US Virgin Islands set to rebuild power grid

by Apr 17, 2018Headlines, United States Virgin Islands0 comments

When Hurricane Irma hit the US Virgin Islands in September, 2018, not only were thousands of homes destroyed, but 90% of St. Thomas’ power lines and 80% of its transformers were destroyed, thus affecting St. John residents as they are fed by St. Thomas’ power plant. The main issue concerning the power lines is that they were above ground, and when the storm’s 150-mph winds sheared the tops of every tree 10 feet off the ground, the lines went down as well. After Hurricanes Irma and Maria devastated the islands, approximately 55,000 customers of The Virgin Islands Water and Power Authority (WAPA) were left without service. After the hurricanes, authorities, workers, and residents spent months cleaning up roads, evaluating damage to homes, schools, and hospitals, fighting for insurance claims, and reconnecting people to each other. Now it is time to reassess failures in the power system, consider new resources to rebuild for the long term, and to find the funding to embark on such an industrious project..

FEMA announced on April 2 that it will work with WAPA to rebuild the power grid so that it will be able to withstand winds up to 200 mph. This will include inserting main transmission lines underground, replacing outdated wood poles and instead installing composite poles along major feeder paths and on primary transmission circuits, and strengthening power plants, distribution systems, metering systems, and equipment. The great news is that FEMA can reimburse WAPA through FEMA’s Public Assistance and Hazard Mitigation programs for 75% of the costs of reconstruction, therefore not adding  too much financial burden onto the already economically challenged territory. Some may be leary of companies participating in the rebuilding effort, especially after the Whitefish debacle in Puerto Rico where a tiny construction company from Montana was awarded a $300 million contract to rebuild the grid without much oversight into the small print of the questionable arrangement. Whitefish was eventually expunged from the deal, but not until after attempting to exploit both hurricane victims and taxpayers in a shady collaboration that was coordinated by the Puerto Rico Electric Power Authority (PREPA).

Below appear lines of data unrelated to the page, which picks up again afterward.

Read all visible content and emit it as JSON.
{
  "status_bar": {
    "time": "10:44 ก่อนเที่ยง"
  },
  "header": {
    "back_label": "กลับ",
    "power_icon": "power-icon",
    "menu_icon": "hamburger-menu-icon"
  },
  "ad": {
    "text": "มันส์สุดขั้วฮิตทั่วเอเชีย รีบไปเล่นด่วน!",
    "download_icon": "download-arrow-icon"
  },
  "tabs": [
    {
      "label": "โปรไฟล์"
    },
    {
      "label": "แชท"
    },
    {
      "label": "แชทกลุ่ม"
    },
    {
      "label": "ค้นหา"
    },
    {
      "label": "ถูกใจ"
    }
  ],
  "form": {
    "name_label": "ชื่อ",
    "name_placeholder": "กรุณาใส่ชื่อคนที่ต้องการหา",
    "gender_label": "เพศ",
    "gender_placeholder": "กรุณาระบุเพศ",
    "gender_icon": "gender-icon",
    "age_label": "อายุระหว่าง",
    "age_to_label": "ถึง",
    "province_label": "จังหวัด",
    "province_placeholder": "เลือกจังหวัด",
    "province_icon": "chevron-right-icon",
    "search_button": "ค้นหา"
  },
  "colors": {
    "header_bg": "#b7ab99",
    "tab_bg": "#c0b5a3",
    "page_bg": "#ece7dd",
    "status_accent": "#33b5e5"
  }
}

As for the big picture–although there is some controversy (mostly political) surrounding the existence of global warming, it is glaringly obvious that storms are becoming more violent and destructive. Over the last 30 years, scientists have noted that temperatures around the world have been steadily increasing, and it is scientific fact that hurricanes increase in intensity as water temperatures rise. Climate scientist, Astrid Caldas, notes that “Warm surface waters produce heat and water vapor. Hurricanes feed on and intensify from both, and the amount of rain they ultimately dump can be increased by both the higher availability of water vapor from the warm water and the fact that a warmer atmosphere can hold more of that available moisture.” Caldas also points out that the sea surface temperature where Irma was located appeared to be at least 2.7°F above average, which may explain how the storm became so intense so fast.

Regardless of specific facts related to global warming and its impact on storm intensity, the US Virgin Islands now have the opportunity to rebuild their power infrastructure for the long term. Every year, residents of the islands prepare for a hurricane season, and with the installation of a new power grid and materials that are designed to withstand extremely high winds, hopefully, every looming storm will not present itself as the next potential major disaster.